## WORK TO BE COMPLETED
Word for word, retype the records below.

## DATA SECTION
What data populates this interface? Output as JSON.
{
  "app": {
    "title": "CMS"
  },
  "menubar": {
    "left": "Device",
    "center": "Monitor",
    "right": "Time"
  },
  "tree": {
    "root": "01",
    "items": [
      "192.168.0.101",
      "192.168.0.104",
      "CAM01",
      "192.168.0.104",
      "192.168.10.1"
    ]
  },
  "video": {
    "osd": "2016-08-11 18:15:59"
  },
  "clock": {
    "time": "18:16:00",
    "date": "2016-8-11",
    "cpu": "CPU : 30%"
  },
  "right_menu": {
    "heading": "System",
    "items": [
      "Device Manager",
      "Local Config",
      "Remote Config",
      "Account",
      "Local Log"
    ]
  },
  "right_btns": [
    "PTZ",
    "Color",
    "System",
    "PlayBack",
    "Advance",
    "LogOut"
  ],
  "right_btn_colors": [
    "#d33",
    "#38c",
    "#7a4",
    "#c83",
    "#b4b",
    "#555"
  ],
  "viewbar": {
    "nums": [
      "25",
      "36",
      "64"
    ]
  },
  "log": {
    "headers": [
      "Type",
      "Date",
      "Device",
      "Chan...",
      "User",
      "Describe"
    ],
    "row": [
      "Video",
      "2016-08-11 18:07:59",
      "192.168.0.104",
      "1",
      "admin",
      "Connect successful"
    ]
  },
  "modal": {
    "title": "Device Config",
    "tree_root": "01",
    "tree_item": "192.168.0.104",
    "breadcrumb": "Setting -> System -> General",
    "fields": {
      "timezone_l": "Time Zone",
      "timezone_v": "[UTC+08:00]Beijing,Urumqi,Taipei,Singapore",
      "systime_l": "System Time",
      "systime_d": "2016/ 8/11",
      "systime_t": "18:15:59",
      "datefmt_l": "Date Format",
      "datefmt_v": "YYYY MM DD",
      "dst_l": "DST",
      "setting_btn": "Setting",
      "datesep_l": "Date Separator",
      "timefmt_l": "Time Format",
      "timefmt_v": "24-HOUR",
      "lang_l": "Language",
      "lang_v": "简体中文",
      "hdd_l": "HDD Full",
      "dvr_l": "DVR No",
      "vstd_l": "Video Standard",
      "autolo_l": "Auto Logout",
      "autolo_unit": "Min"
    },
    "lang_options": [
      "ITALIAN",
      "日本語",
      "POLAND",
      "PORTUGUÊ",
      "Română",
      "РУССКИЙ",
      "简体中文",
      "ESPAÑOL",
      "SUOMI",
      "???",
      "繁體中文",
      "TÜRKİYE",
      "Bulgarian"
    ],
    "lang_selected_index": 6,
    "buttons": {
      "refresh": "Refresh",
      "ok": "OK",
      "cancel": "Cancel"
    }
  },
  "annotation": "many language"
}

## ANSWER BOX
What data populates this interface? Output as JSON.
{
  "app": {
    "title": "CMS"
  },
  "menubar": {
    "left": "Device",
    "center": "Monitor",
    "right": "Time"
  },
  "tree": {
    "root": "01",
    "items": [
      "192.168.0.101",
      "192.168.0.104",
      "CAM01",
      "192.168.0.104",
      "192.168.10.1"
    ]
  },
  "video": {
    "osd": "2016-08-11 18:15:59"
  },
  "clock": {
    "time": "18:16:00",
    "date": "2016-8-11",
    "cpu": "CPU : 30%"
  },
  "right_menu": {
    "heading": "System",
    "items": [
      "Device Manager",
      "Local Config",
      "Remote Config",
      "Account",
      "Local Log"
    ]
  },
  "right_btns": [
    "PTZ",
    "Color",
    "System",
    "PlayBack",
    "Advance",
    "LogOut"
  ],
  "right_btn_colors": [
    "#d33",
    "#38c",
    "#7a4",
    "#c83",
    "#b4b",
    "#555"
  ],
  "viewbar": {
    "nums": [
      "25",
      "36",
      "64"
    ]
  },
  "log": {
    "headers": [
      "Type",
      "Date",
      "Device",
      "Chan...",
      "User",
      "Describe"
    ],
    "row": [
      "Video",
      "2016-08-11 18:07:59",
      "192.168.0.104",
      "1",
      "admin",
      "Connect successful"
    ]
  },
  "modal": {
    "title": "Device Config",
    "tree_root": "01",
    "tree_item": "192.168.0.104",
    "breadcrumb": "Setting -> System -> General",
    "fields": {
      "timezone_l": "Time Zone",
      "timezone_v": "[UTC+08:00]Beijing,Urumqi,Taipei,Singapore",
      "systime_l": "System Time",
      "systime_d": "2016/ 8/11",
      "systime_t": "18:15:59",
      "datefmt_l": "Date Format",
      "datefmt_v": "YYYY MM DD",
      "dst_l": "DST",
      "setting_btn": "Setting",
      "datesep_l": "Date Separator",
      "timefmt_l": "Time Format",
      "timefmt_v": "24-HOUR",
      "lang_l": "Language",
      "lang_v": "简体中文",
      "hdd_l": "HDD Full",
      "dvr_l": "DVR No",
      "vstd_l": "Video Standard",
      "autolo_l": "Auto Logout",
      "autolo_unit": "Min"
    },
    "lang_options": [
      "ITALIAN",
      "日本語",
      "POLAND",
      "PORTUGUÊ",
      "Română",
      "РУССКИЙ",
      "简体中文",
      "ESPAÑOL",
      "SUOMI",
      "???",
      "繁體中文",
      "TÜRKİYE",
      "Bulgarian"
    ],
    "lang_selected_index": 6,
    "buttons": {
      "refresh": "Refresh",
      "ok": "OK",
      "cancel": "Cancel"
    }
  },
  "annotation": "many language"
}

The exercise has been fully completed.